(last updated 6/26/17)

It might seem strange to combine my (non-political) novels and my political activism in one site. But many people meet me through one and then become curious about the other–and they’re both, clearly, part of me.

I’ve written elsewhere about the nexus between activism and art: the habit of resistance. Another way to think about it is simply truthtelling. There’s not a lot of truthtelling in politics–but there should be. And the finest moments in our history, which almost always involve words (the Declaration of Independence, the Constitution, the Gettysburg Address, the Second Inaugural, the I Have a Dream speech, RFK’s speech the night of MLK’s death) have been the times when politicians have, through pressure of the moment, as well as grace, told the truth.

The irony of course is that my main method of truthtelling, fiction, is by definition untrue. At the same time, if fiction contains no truth, it’s worthless; or, as Camus said, “Fiction is the lie through which we tell the truth.”

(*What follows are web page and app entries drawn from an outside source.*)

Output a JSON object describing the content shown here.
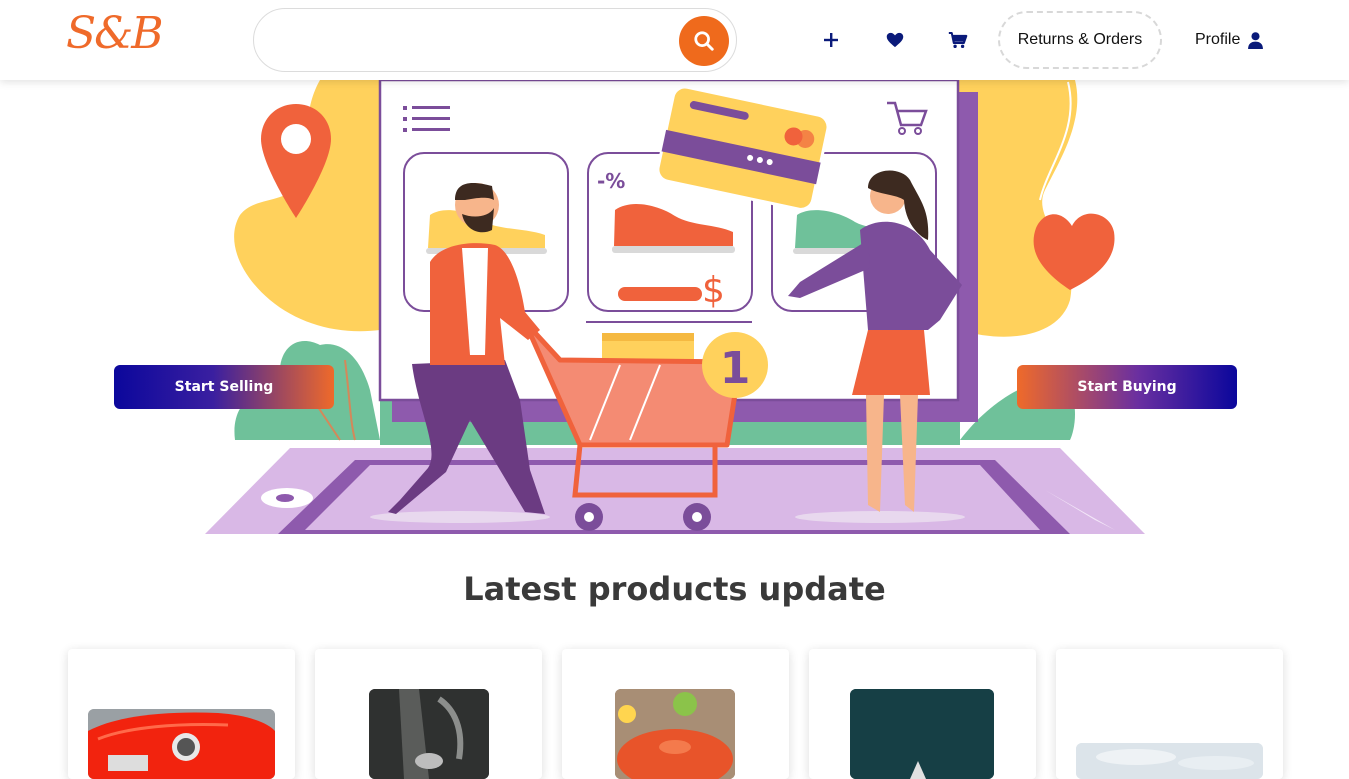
{
  "header": {
    "logo_text": "S&B",
    "search": {
      "placeholder": "",
      "value": ""
    },
    "icons": [
      "plus-icon",
      "heart-icon",
      "cart-icon",
      "search-icon",
      "user-icon"
    ],
    "returns_label": "Returns & Orders",
    "profile_label": "Profile"
  },
  "hero": {
    "start_selling_label": "Start Selling",
    "start_buying_label": "Start Buying",
    "illustration_text": {
      "discount": "-%",
      "currency": "$",
      "cart_count": "1"
    }
  },
  "products": {
    "section_title": "Latest products update",
    "items": [
      {
        "image": "red-car"
      },
      {
        "image": "espresso-machine"
      },
      {
        "image": "orange-cooking-pot"
      },
      {
        "image": "dark-teal-product"
      },
      {
        "image": "light-sky-product"
      }
    ]
  },
  "colors": {
    "brand_orange": "#ef6a1c",
    "brand_navy": "#0b079c",
    "icon_navy": "#0a1a7a",
    "text_dark": "#3a3a3a"
  }
}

As my friend Marie Myung-Ok Lee and I wrote when we founded Writers for Bernie, “We believe truth should not be a rare commodity in civic life, and that both leaders and citizens have an obligation to speak the truth as they see it.” As it does for so many, my activism centers around that principle. Truthiness never should have been a thing at all, and its moment is long, long past.

Marie and I founded W4B during the 2016 primary. It was the first time I’d been actively involved in politics. When the primary was over, I began to dig into the issue of money in politics, feeling that it was a foundational problem. I began volunteering with American Promise, a national, nonprofit org working to pass a constitutional amendment declaring that corporations are not people and money is not speech–in effect, overturning Citizens United–and also with We the People Massachusetts, a group working at the state level.

I kept writing on Medium about what still mattered to me, unable to disengage from the spectacle; after the general, though, I figured I would continue in a part-time way with the fight against big money, but mainly take a breath and go back to my languishing novel.

Of course, the election didn’t go the way many of us expected. And now, in addition to the big-money struggle, I’m running an Indivisible group here in my hometown and also working with Free Speech for People on various projects to defend the Constitution.

This is not where I thought I’d be, but we are living in a uniquely urgent moment where political engagement is vitally important — but so is art, always. I’ve begun focusing on poetry, a new genre for me, feeling that I and many others need the intensity of that language and that particular mode of truthtelling. And I think almost every day of a particular Theodore Roethke poem. Like everyone, I must learn by going where I have to go.

Organizations mentioned here:

American Promise

Free Speech for People

We the People Massachusetts